Credit: KUOW Photo/Joshua McNichols

Ken Eubank has run an antique store under the viaduct for 40 years. He has a great view of the waterfront. But his future is much less clear.

“I don’t know what’s going to happen," he said. "The landlord hasn’t said a word to me about his future plans. He knows that if he asks me for another dollar, I’m gonna close the business.”

But Eubank said for him, retiring wouldn’t be the end of the world. And he said it’s worth it, for what we got out of the deal: A view of Seattle’s skyline that has stood hidden behind the viaduct for so long.

"Now you can see all of the buildings from the 20s and 30s that you didn’t even know about," he said. "I was shocked. I didn’t anticipate that. And it’s a beautiful city."

You can see and comment on the proposed road redesigns for east-west streets connecting the waterfront to Pioneer Square at an open house Tuesday evening, July 30.

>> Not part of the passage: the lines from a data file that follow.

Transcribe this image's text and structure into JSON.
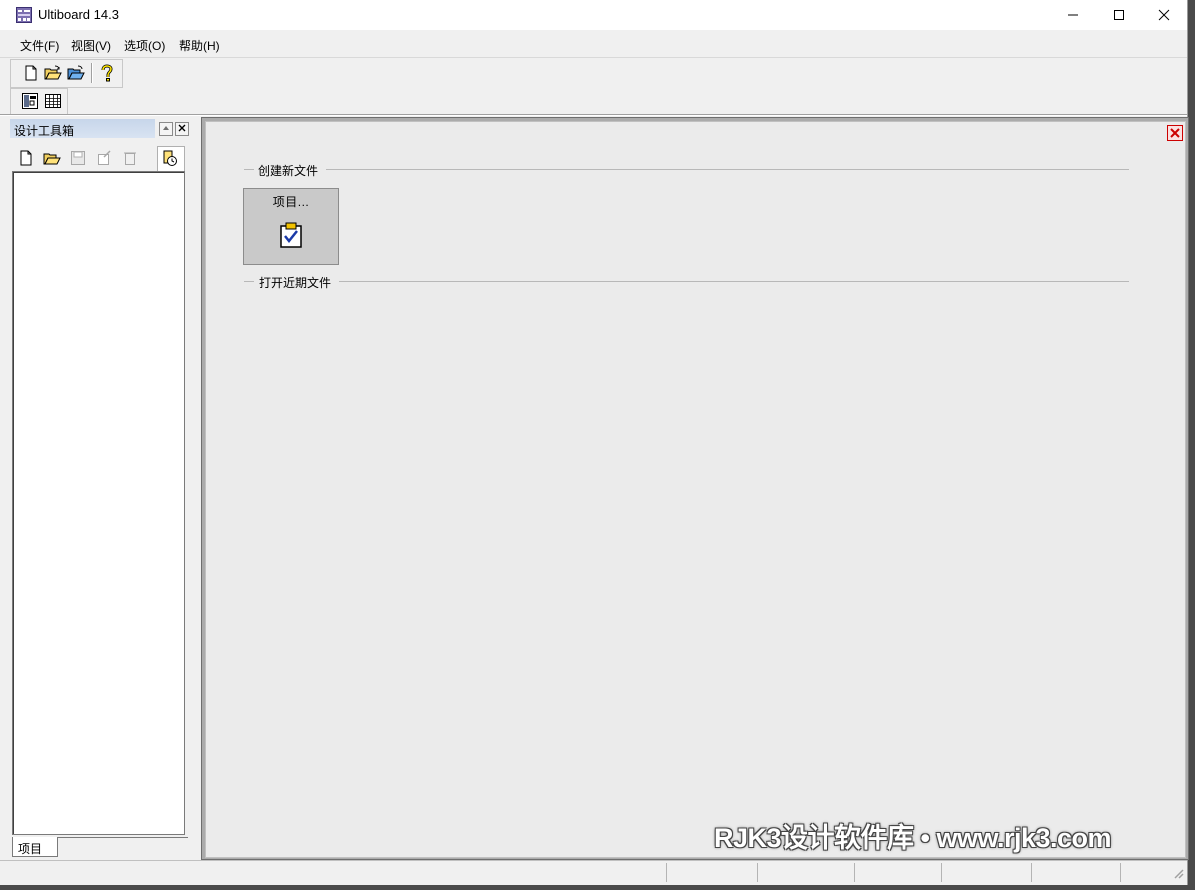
{
  "window": {
    "title": "Ultiboard 14.3",
    "icon": "ultiboard-app-icon",
    "controls": [
      "minimize-icon",
      "maximize-icon",
      "close-icon"
    ]
  },
  "menu": {
    "file": "文件(F)",
    "view": "视图(V)",
    "options": "选项(O)",
    "help": "帮助(H)"
  },
  "toolbar": {
    "main": [
      "new-file-icon",
      "open-file-icon",
      "open-project-icon",
      "help-icon"
    ],
    "secondary": [
      "design-toolbox-icon",
      "spreadsheet-icon"
    ]
  },
  "toolbox": {
    "title": "设计工具箱",
    "buttons": [
      "restore-icon",
      "close-icon"
    ],
    "tools": [
      "new-file-icon",
      "open-file-icon",
      "save-icon",
      "rename-icon",
      "delete-icon",
      "recent-files-icon"
    ],
    "tab_label": "项目"
  },
  "start_page": {
    "create_section": "创建新文件",
    "project_button": "项目...",
    "recent_section": "打开近期文件"
  },
  "watermark": "RJK3设计软件库 • www.rjk3.com",
  "colors": {
    "toolbox_header": "#c7d6ea",
    "start_page_bg": "#ebebeb",
    "project_tile": "#c9c9c9",
    "close_red": "#cc0000"
  }
}
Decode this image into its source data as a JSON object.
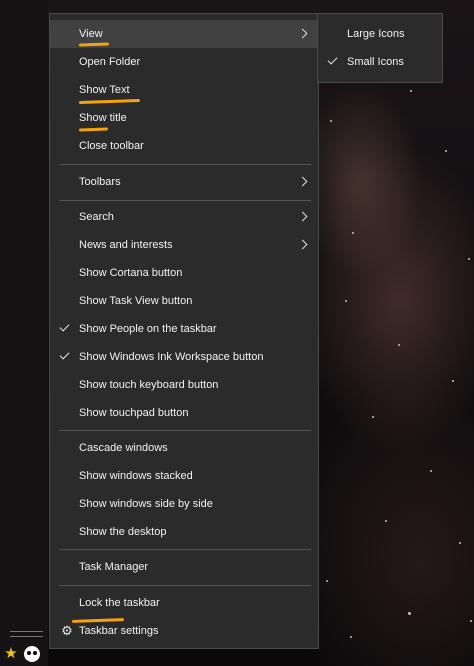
{
  "context_menu": {
    "items": [
      {
        "label": "View",
        "checked": false,
        "has_submenu": true,
        "active": true
      },
      {
        "label": "Open Folder",
        "checked": false,
        "has_submenu": false
      },
      {
        "label": "Show Text",
        "checked": false,
        "has_submenu": false
      },
      {
        "label": "Show title",
        "checked": false,
        "has_submenu": false
      },
      {
        "label": "Close toolbar",
        "checked": false,
        "has_submenu": false
      },
      {
        "label": "Toolbars",
        "checked": false,
        "has_submenu": true
      },
      {
        "label": "Search",
        "checked": false,
        "has_submenu": true
      },
      {
        "label": "News and interests",
        "checked": false,
        "has_submenu": true
      },
      {
        "label": "Show Cortana button",
        "checked": false,
        "has_submenu": false
      },
      {
        "label": "Show Task View button",
        "checked": false,
        "has_submenu": false
      },
      {
        "label": "Show People on the taskbar",
        "checked": true,
        "has_submenu": false
      },
      {
        "label": "Show Windows Ink Workspace button",
        "checked": true,
        "has_submenu": false
      },
      {
        "label": "Show touch keyboard button",
        "checked": false,
        "has_submenu": false
      },
      {
        "label": "Show touchpad button",
        "checked": false,
        "has_submenu": false
      },
      {
        "label": "Cascade windows",
        "checked": false,
        "has_submenu": false
      },
      {
        "label": "Show windows stacked",
        "checked": false,
        "has_submenu": false
      },
      {
        "label": "Show windows side by side",
        "checked": false,
        "has_submenu": false
      },
      {
        "label": "Show the desktop",
        "checked": false,
        "has_submenu": false
      },
      {
        "label": "Task Manager",
        "checked": false,
        "has_submenu": false
      },
      {
        "label": "Lock the taskbar",
        "checked": false,
        "has_submenu": false
      },
      {
        "label": "Taskbar settings",
        "checked": false,
        "has_submenu": false,
        "icon": "gear-icon"
      }
    ]
  },
  "view_submenu": {
    "items": [
      {
        "label": "Large Icons",
        "checked": false
      },
      {
        "label": "Small Icons",
        "checked": true
      }
    ]
  },
  "taskbar_icons": [
    "star-icon",
    "panda-icon"
  ],
  "colors": {
    "menu_bg": "#2b2b2b",
    "highlight": "#414141",
    "annotation": "#f4a40a",
    "text": "#f2f2f2"
  }
}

KUOW reporter Joshua McNichols is always looking for story tips on his housing, transportation and tech beat. Reach him at jmcnichols@kuow.org.